MicroUS guidance (Exact Imaging, Canada) is a new imaging modality showing a definite improvement in ultrasound imaging, as reported in the second study quoted above (2). MicroUS operates with a very high frequency TRUS probe (29MHZ). We used it as a second look examination and showed that PZ and lower third TZ cancers could be detected in 100% of cases, without image fusion in the vast majority of cases, once their location was known on MRI (5). MicroUS could also detect PZ small significant tumors, satellite to the index lesion and not visible on MRI, in about 20% of cases (5). The recent improvement in the depth of exploration from 5 to 6 cm further improves the detection of TZ lesions developed in the middle third of the prostate (Figure 1) and larger volume prostates.

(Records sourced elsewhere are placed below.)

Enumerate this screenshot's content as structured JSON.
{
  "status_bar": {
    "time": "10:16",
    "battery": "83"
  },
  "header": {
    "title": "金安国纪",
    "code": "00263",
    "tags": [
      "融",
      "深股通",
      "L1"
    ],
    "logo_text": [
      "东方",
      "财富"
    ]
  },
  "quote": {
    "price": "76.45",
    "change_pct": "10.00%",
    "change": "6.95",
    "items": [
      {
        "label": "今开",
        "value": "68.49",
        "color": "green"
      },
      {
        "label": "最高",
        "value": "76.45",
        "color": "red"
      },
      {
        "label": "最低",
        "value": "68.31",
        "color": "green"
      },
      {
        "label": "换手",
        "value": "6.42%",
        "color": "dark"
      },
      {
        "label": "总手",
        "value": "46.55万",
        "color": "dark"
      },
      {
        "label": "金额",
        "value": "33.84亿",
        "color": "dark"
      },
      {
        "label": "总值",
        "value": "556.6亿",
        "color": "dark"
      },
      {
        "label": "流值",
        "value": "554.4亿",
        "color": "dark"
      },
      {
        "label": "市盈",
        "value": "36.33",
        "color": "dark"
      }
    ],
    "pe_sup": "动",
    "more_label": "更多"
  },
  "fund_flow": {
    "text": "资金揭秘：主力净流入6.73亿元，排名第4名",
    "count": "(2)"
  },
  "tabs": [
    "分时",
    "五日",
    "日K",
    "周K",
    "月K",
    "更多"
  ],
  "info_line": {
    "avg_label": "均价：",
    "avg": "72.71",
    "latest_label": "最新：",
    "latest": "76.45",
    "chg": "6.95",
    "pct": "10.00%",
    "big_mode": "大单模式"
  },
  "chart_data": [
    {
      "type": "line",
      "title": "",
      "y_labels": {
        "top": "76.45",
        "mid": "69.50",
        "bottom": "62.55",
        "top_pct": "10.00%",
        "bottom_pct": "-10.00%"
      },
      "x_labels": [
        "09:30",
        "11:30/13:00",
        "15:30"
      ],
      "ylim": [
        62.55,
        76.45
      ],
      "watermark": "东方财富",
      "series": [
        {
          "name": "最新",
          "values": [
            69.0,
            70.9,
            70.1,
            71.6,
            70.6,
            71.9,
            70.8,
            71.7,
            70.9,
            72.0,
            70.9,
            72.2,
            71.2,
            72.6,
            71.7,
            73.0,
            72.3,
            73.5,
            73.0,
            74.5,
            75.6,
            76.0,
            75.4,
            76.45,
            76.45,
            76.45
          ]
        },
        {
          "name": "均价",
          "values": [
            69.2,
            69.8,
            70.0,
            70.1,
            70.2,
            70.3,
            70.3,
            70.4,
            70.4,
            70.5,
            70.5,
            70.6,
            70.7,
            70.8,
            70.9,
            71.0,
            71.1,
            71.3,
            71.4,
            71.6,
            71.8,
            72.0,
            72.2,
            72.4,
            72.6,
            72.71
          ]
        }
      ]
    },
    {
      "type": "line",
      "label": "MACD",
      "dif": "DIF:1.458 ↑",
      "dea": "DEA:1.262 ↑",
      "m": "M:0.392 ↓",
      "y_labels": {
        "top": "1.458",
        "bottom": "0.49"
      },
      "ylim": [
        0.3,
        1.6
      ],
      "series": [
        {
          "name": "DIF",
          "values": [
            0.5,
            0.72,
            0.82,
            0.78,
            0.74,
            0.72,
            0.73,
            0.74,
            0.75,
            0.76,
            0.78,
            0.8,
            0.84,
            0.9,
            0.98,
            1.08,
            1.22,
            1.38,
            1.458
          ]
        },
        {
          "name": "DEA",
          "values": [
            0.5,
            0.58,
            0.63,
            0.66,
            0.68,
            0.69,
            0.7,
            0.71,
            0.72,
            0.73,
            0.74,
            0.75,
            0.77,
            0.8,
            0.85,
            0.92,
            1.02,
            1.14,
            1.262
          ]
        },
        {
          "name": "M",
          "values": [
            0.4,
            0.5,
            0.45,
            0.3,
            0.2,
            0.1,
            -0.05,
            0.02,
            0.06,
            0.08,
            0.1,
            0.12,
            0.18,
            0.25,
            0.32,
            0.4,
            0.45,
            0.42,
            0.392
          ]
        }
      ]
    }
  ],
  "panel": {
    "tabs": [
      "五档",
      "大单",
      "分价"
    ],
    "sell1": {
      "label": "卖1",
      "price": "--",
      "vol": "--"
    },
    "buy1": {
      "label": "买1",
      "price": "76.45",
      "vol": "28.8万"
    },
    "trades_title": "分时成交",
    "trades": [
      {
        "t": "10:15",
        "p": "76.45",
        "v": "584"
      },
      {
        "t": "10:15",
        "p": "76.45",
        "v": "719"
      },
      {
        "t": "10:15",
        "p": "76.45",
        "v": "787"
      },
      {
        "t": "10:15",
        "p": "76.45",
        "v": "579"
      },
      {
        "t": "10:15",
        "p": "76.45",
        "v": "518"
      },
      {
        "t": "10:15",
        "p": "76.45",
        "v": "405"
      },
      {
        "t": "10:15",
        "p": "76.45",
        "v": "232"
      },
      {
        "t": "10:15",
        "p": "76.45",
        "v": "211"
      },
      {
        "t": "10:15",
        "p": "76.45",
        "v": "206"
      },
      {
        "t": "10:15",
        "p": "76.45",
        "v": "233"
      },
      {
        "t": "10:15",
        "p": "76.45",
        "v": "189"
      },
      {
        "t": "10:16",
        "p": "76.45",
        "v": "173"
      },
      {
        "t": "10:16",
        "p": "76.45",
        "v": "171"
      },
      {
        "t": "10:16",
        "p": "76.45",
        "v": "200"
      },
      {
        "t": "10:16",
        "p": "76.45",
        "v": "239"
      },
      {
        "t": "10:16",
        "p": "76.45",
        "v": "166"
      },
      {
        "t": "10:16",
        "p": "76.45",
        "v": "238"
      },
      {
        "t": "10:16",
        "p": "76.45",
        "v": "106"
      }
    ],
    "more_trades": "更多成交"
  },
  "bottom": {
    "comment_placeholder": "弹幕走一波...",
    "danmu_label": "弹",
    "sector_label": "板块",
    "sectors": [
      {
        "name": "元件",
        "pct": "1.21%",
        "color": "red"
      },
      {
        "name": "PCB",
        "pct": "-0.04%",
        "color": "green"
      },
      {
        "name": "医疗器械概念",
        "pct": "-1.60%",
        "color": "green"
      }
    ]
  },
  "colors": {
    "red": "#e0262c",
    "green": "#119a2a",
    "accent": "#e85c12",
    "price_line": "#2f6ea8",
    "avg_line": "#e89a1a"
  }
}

Figure 1 : 67 y/o man. PSA 6 ng/ml. Axial and sagittal T2 weighted images of the multiparametric MRI show a large volume tumor in the left TZ (*, a-b). On microUS, the lesion is well visible (*, c). Note the anterior bulging of the lesion (white arrow, a-c), suggesting that the anterior fibromuscular stroma (SFMA) is infiltrated with a possible extraprostatic extension. The transperineal biopsy shows a Gleason 3+4 carcinoma (30% Grade 4 component), with tumors cells (d, arrows) infiltrating the anterior fibromuscular stroma.

The combination of MRI and microUS guidance makes it possible to concentrate targeted biopsies in the lesion and its close vicinity, as suggested in the first study quoted above (1). It represents the best way to hit the target consistenly while taking into account the heterogeneity of medium and large volume cancers in which the geographic distribution of Gleason 4 grade foci within the tumor is unpredictable. By spreading the samples across and around the entire lesion, the tumor highest detection rate with the highest Gleason score can be achieved more accurately, as shown in previous studies (6, 7).

Except if specific treatment options can be anticipated from the patient profile, it may be time to move away from conventional systematic biopsies.


1.            Tschirdewahn S, Wiesenfarth M, Bonekamp D, Pullen L, Reis H, Panic A, et al. Detection of Significant Prostate Cancer Using Target Saturation in Transperineal Magnetic Resonance Imaging/Transrectal Ultrasonography-fusion Biopsy. Eur Urol Focus. 2020.

2.            Wiemer L, Hollenbach M, Heckmann R, Kittner B, Plage H, Reimann M, et al. Evolution of Targeted Prostate Biopsy by Adding Micro-Ultrasound to the Magnetic Resonance Imaging Pathway. Eur Urol Focus. 2020.

3.            van de Ven WJ, Venderink W, Sedelaar JP, Veltman J, Barentsz JO, Futterer JJ, et al. MR-targeted TRUS prostate biopsy using local reference augmentation: initial experience. Int Urol Nephrol. 2016;48(7):1037-45.

4.            Hamid S, Donaldson IA, Hu Y, Rodell R, Villarini B, Bonmati E, et al. The SmartTarget Biopsy Trial: A Prospective, Within-person Randomised, Blinded Trial Comparing the Accuracy of Visual-registration and Magnetic Resonance Imaging/Ultrasound Image-fusion Targeted Biopsies for Prostate Cancer Risk Stratification. Eur Urol. 2018;75(5):733-40.

5.            Cornud F, Lefevre A, Flam T, Dumonceau O, Galiano M, Soyer P, et al. MRI-directed high-frequency (29MhZ) TRUS-guided biopsies: initial results of a single-center study. Eur Radiol. 2020.

6.            Hansen NL, Barrett T, Lloyd T, Warren A, Samel C, Bratt O, et al. Optimising the number of cores for magnetic resonance imaging-guided targeted and systematic transperineal prostate biopsy. BJU Int. 2020;125(2):260-9.

7.            Zhang M, Milot L, Khalvati F, Sugar L, Downes M, Baig SM, et al. Value of Increasing Biopsy Cores per Target with Cognitive MRI-targeted Transrectal US Prostate Biopsy. Radiology. 2019;291(1):83-9.